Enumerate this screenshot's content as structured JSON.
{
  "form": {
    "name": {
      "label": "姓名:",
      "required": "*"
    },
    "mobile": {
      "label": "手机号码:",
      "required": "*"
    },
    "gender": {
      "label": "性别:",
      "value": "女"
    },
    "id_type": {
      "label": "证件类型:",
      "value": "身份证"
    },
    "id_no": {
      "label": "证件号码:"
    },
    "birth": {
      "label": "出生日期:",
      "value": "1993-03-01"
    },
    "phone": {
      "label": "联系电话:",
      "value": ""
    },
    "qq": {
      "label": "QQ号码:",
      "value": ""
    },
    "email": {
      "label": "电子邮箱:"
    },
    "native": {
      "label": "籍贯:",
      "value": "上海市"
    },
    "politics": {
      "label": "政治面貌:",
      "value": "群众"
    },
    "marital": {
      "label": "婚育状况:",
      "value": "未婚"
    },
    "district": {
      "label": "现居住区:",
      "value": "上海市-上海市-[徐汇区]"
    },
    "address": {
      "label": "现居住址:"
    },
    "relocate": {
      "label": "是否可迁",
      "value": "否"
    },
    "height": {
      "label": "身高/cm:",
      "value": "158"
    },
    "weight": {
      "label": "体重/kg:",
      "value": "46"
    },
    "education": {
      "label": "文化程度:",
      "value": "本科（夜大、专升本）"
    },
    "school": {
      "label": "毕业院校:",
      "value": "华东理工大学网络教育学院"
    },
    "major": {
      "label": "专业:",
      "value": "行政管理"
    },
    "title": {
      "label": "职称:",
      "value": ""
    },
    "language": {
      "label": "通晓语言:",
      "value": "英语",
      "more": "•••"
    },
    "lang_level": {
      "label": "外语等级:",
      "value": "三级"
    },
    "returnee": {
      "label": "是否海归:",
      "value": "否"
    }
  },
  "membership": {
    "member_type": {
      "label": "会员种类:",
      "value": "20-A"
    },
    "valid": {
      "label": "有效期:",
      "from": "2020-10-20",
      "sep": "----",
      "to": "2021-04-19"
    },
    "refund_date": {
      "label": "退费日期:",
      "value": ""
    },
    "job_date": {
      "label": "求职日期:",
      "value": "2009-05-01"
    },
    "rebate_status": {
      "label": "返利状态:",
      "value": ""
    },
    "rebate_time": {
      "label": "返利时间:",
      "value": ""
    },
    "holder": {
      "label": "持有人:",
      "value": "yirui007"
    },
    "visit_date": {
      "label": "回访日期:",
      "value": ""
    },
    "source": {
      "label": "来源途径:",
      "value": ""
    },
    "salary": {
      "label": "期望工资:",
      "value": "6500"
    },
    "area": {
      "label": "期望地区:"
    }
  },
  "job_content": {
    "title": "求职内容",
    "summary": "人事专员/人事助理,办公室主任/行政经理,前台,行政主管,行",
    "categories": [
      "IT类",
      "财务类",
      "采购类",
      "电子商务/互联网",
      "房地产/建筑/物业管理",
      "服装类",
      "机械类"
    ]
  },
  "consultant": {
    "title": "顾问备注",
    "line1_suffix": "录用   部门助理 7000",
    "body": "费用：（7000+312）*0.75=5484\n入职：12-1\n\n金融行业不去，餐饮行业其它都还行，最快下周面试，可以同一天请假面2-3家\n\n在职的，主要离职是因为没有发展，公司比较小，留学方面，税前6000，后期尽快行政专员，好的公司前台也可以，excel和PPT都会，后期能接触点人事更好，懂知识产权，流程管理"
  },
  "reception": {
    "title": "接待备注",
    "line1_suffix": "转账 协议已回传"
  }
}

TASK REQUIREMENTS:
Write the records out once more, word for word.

SOLUTION TO THE EXERCISE:
Enumerate this screenshot's content as structured JSON.
{
  "form": {
    "name": {
      "label": "姓名:",
      "required": "*"
    },
    "mobile": {
      "label": "手机号码:",
      "required": "*"
    },
    "gender": {
      "label": "性别:",
      "value": "女"
    },
    "id_type": {
      "label": "证件类型:",
      "value": "身份证"
    },
    "id_no": {
      "label": "证件号码:"
    },
    "birth": {
      "label": "出生日期:",
      "value": "1993-03-01"
    },
    "phone": {
      "label": "联系电话:",
      "value": ""
    },
    "qq": {
      "label": "QQ号码:",
      "value": ""
    },
    "email": {
      "label": "电子邮箱:"
    },
    "native": {
      "label": "籍贯:",
      "value": "上海市"
    },
    "politics": {
      "label": "政治面貌:",
      "value": "群众"
    },
    "marital": {
      "label": "婚育状况:",
      "value": "未婚"
    },
    "district": {
      "label": "现居住区:",
      "value": "上海市-上海市-[徐汇区]"
    },
    "address": {
      "label": "现居住址:"
    },
    "relocate": {
      "label": "是否可迁",
      "value": "否"
    },
    "height": {
      "label": "身高/cm:",
      "value": "158"
    },
    "weight": {
      "label": "体重/kg:",
      "value": "46"
    },
    "education": {
      "label": "文化程度:",
      "value": "本科（夜大、专升本）"
    },
    "school": {
      "label": "毕业院校:",
      "value": "华东理工大学网络教育学院"
    },
    "major": {
      "label": "专业:",
      "value": "行政管理"
    },
    "title": {
      "label": "职称:",
      "value": ""
    },
    "language": {
      "label": "通晓语言:",
      "value": "英语",
      "more": "•••"
    },
    "lang_level": {
      "label": "外语等级:",
      "value": "三级"
    },
    "returnee": {
      "label": "是否海归:",
      "value": "否"
    }
  },
  "membership": {
    "member_type": {
      "label": "会员种类:",
      "value": "20-A"
    },
    "valid": {
      "label": "有效期:",
      "from": "2020-10-20",
      "sep": "----",
      "to": "2021-04-19"
    },
    "refund_date": {
      "label": "退费日期:",
      "value": ""
    },
    "job_date": {
      "label": "求职日期:",
      "value": "2009-05-01"
    },
    "rebate_status": {
      "label": "返利状态:",
      "value": ""
    },
    "rebate_time": {
      "label": "返利时间:",
      "value": ""
    },
    "holder": {
      "label": "持有人:",
      "value": "yirui007"
    },
    "visit_date": {
      "label": "回访日期:",
      "value": ""
    },
    "source": {
      "label": "来源途径:",
      "value": ""
    },
    "salary": {
      "label": "期望工资:",
      "value": "6500"
    },
    "area": {
      "label": "期望地区:"
    }
  },
  "job_content": {
    "title": "求职内容",
    "summary": "人事专员/人事助理,办公室主任/行政经理,前台,行政主管,行",
    "categories": [
      "IT类",
      "财务类",
      "采购类",
      "电子商务/互联网",
      "房地产/建筑/物业管理",
      "服装类",
      "机械类"
    ]
  },
  "consultant": {
    "title": "顾问备注",
    "line1_suffix": "录用   部门助理 7000",
    "body": "费用：（7000+312）*0.75=5484\n入职：12-1\n\n金融行业不去，餐饮行业其它都还行，最快下周面试，可以同一天请假面2-3家\n\n在职的，主要离职是因为没有发展，公司比较小，留学方面，税前6000，后期尽快行政专员，好的公司前台也可以，excel和PPT都会，后期能接触点人事更好，懂知识产权，流程管理"
  },
  "reception": {
    "title": "接待备注",
    "line1_suffix": "转账 协议已回传"
  }
}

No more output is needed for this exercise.